One of President Trump’s central 2016 campaign promises was to build a wall at the southern border. That effort is now well underway, with his administration aiming to have completed 450 miles by the end of 2020.

As of late-June, 216 miles of new primary and secondary border wall have been built since January 2017.


Of that, most is in place of what CBP calls dilapidated or outdated designs. An additional 339 miles is under construction, and 183 miles in pre-construction. In construction, 311 thousand tons of steel have been used and 458 thousand cubic yards of concrete have been used.

The current wall is 30 foot high, consisting of large metal bollards, with anti-climb technology at the top of it. Officials note too that there is lighting, roads and secondary barriers nearby as well -- which makes it fundamentally different from other structures.

“When you take that down and you put in what is being built now — that is a new wall,” one official said at a briefing last year. “It’s 30 feet tall, it’s embedded in concrete, the structure is incredibly strong, it has anti-climbing techniques, it’s also got additional technology — lighting, access roads, etc so it really is a wall system. So anywhere the wall is being built, it’s new wall.”

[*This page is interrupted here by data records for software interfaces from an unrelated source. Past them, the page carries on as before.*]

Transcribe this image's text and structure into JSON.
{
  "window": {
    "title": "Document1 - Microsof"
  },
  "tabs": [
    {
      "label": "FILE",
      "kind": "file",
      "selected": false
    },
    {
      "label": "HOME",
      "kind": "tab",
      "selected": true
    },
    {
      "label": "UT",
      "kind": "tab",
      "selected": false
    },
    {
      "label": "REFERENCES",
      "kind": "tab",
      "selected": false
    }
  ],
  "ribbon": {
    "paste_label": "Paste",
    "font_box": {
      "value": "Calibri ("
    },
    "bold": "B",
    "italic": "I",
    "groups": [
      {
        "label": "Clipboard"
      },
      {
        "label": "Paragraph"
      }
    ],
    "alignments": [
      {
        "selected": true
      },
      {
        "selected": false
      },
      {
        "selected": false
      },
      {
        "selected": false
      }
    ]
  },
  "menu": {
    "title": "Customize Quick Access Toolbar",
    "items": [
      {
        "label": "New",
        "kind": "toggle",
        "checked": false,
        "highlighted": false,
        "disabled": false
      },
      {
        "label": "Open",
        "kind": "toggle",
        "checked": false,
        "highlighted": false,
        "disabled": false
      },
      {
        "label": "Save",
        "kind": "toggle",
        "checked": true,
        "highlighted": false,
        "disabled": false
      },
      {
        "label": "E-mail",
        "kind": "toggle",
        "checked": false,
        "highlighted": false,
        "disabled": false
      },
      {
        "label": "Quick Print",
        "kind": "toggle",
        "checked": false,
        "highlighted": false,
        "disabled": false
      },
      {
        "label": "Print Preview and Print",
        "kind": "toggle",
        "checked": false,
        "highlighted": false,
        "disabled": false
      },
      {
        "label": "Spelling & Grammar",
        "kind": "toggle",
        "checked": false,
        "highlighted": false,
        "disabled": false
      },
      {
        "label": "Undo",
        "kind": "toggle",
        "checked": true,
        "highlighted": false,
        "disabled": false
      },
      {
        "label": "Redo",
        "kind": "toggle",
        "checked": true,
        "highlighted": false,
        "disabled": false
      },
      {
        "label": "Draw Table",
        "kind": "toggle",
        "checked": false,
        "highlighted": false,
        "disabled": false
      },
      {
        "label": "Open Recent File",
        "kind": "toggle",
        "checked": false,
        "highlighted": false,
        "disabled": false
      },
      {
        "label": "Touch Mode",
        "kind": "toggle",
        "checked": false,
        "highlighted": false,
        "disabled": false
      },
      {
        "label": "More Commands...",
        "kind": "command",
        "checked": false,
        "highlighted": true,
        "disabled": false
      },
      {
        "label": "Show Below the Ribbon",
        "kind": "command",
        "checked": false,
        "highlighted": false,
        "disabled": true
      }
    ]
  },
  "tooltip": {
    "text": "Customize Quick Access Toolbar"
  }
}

Much of the delay of that has been because of funding, which has seen years of struggle between the administration and Congress -- including one government shutdown. Additionally, the administration cites the process of securing private land needed for new wall construction as a reason for the delay in building new wall on the border.

Critics from the right in particular have said that replacement wall is not “new wall” but the administration contends that the new wall is so dramatically different from current landing mats that can easily be crossed that it essentially acts as new wall.

On the question of funding, CBP said in April it has identified a total of $15 billion to construct a total of 753 miles of border wall system, through a combination of Pentagon and Homeland Security funding, and the Treasury Forfeiture Fund.

According to the agency, funding for FY 2019 includes 1.9 billion for approximately 85 miles in areas where no previous wall existed in the Rio Grande Valley sector, with the U.S. Army Corps of Engineers awarding contracts for much of that mileage in the latter part of 2019.

For FY 2020, an additional 1.3 billion has been awarded for 69 miles of new wall in the Laredo sector, also in areas where no previous barriers existed.


The Arizona Daily Star reported in April that another 74 miles is set to be built in Cochise, Pima and Santa Cruz counties. These projects are in addition to 63 miles of wall being built in Cochise and Pima counties, as well as other wall projects in Yuma County, the outlet said.

Acting CBP Commissioner Mark Morgan told Fox News in May that border wall construction had sped up since the outbreak of the coronavirus pandemic.